'''

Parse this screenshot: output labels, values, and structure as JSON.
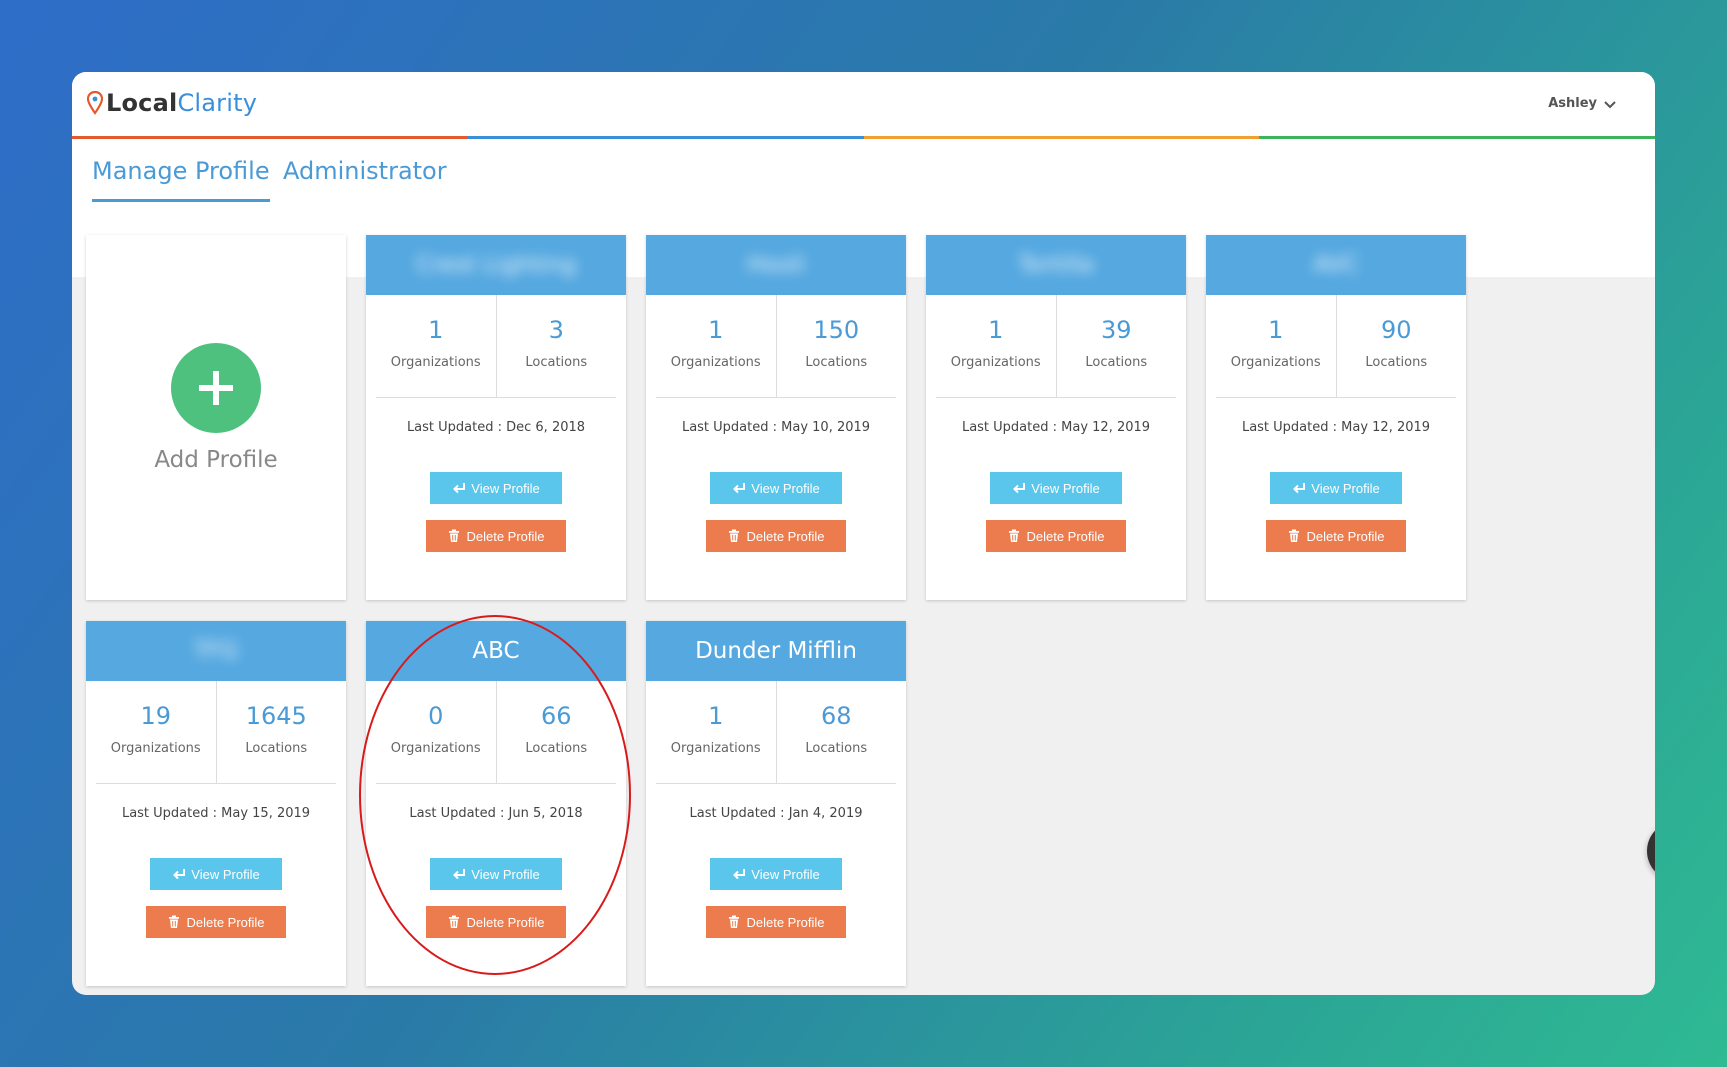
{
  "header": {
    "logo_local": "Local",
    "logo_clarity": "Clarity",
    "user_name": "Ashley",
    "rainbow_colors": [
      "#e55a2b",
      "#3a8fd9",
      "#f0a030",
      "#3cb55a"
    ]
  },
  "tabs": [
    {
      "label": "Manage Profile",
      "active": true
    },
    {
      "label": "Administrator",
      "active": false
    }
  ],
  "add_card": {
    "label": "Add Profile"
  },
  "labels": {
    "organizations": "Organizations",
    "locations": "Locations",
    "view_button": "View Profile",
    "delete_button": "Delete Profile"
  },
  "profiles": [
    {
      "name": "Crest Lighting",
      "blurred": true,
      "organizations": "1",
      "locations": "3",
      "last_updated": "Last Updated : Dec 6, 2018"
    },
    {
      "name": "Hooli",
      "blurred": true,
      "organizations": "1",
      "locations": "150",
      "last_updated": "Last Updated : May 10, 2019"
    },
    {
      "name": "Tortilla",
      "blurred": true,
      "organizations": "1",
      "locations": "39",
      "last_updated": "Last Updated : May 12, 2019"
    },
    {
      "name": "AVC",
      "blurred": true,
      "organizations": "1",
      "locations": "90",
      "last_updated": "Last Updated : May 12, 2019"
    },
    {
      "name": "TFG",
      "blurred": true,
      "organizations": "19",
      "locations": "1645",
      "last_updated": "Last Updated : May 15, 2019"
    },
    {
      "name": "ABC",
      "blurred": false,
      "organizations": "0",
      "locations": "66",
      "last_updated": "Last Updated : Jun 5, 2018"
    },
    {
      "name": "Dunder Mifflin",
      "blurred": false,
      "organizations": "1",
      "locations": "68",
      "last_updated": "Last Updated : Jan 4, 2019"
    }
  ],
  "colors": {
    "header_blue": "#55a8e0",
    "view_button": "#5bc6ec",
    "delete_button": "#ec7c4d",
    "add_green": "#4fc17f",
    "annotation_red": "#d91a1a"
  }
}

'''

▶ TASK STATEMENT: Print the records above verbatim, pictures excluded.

▶ TASK RESULT:
Parse this screenshot: output labels, values, and structure as JSON.
{
  "header": {
    "logo_local": "Local",
    "logo_clarity": "Clarity",
    "user_name": "Ashley",
    "rainbow_colors": [
      "#e55a2b",
      "#3a8fd9",
      "#f0a030",
      "#3cb55a"
    ]
  },
  "tabs": [
    {
      "label": "Manage Profile",
      "active": true
    },
    {
      "label": "Administrator",
      "active": false
    }
  ],
  "add_card": {
    "label": "Add Profile"
  },
  "labels": {
    "organizations": "Organizations",
    "locations": "Locations",
    "view_button": "View Profile",
    "delete_button": "Delete Profile"
  },
  "profiles": [
    {
      "name": "Crest Lighting",
      "blurred": true,
      "organizations": "1",
      "locations": "3",
      "last_updated": "Last Updated : Dec 6, 2018"
    },
    {
      "name": "Hooli",
      "blurred": true,
      "organizations": "1",
      "locations": "150",
      "last_updated": "Last Updated : May 10, 2019"
    },
    {
      "name": "Tortilla",
      "blurred": true,
      "organizations": "1",
      "locations": "39",
      "last_updated": "Last Updated : May 12, 2019"
    },
    {
      "name": "AVC",
      "blurred": true,
      "organizations": "1",
      "locations": "90",
      "last_updated": "Last Updated : May 12, 2019"
    },
    {
      "name": "TFG",
      "blurred": true,
      "organizations": "19",
      "locations": "1645",
      "last_updated": "Last Updated : May 15, 2019"
    },
    {
      "name": "ABC",
      "blurred": false,
      "organizations": "0",
      "locations": "66",
      "last_updated": "Last Updated : Jun 5, 2018"
    },
    {
      "name": "Dunder Mifflin",
      "blurred": false,
      "organizations": "1",
      "locations": "68",
      "last_updated": "Last Updated : Jan 4, 2019"
    }
  ],
  "colors": {
    "header_blue": "#55a8e0",
    "view_button": "#5bc6ec",
    "delete_button": "#ec7c4d",
    "add_green": "#4fc17f",
    "annotation_red": "#d91a1a"
  }
}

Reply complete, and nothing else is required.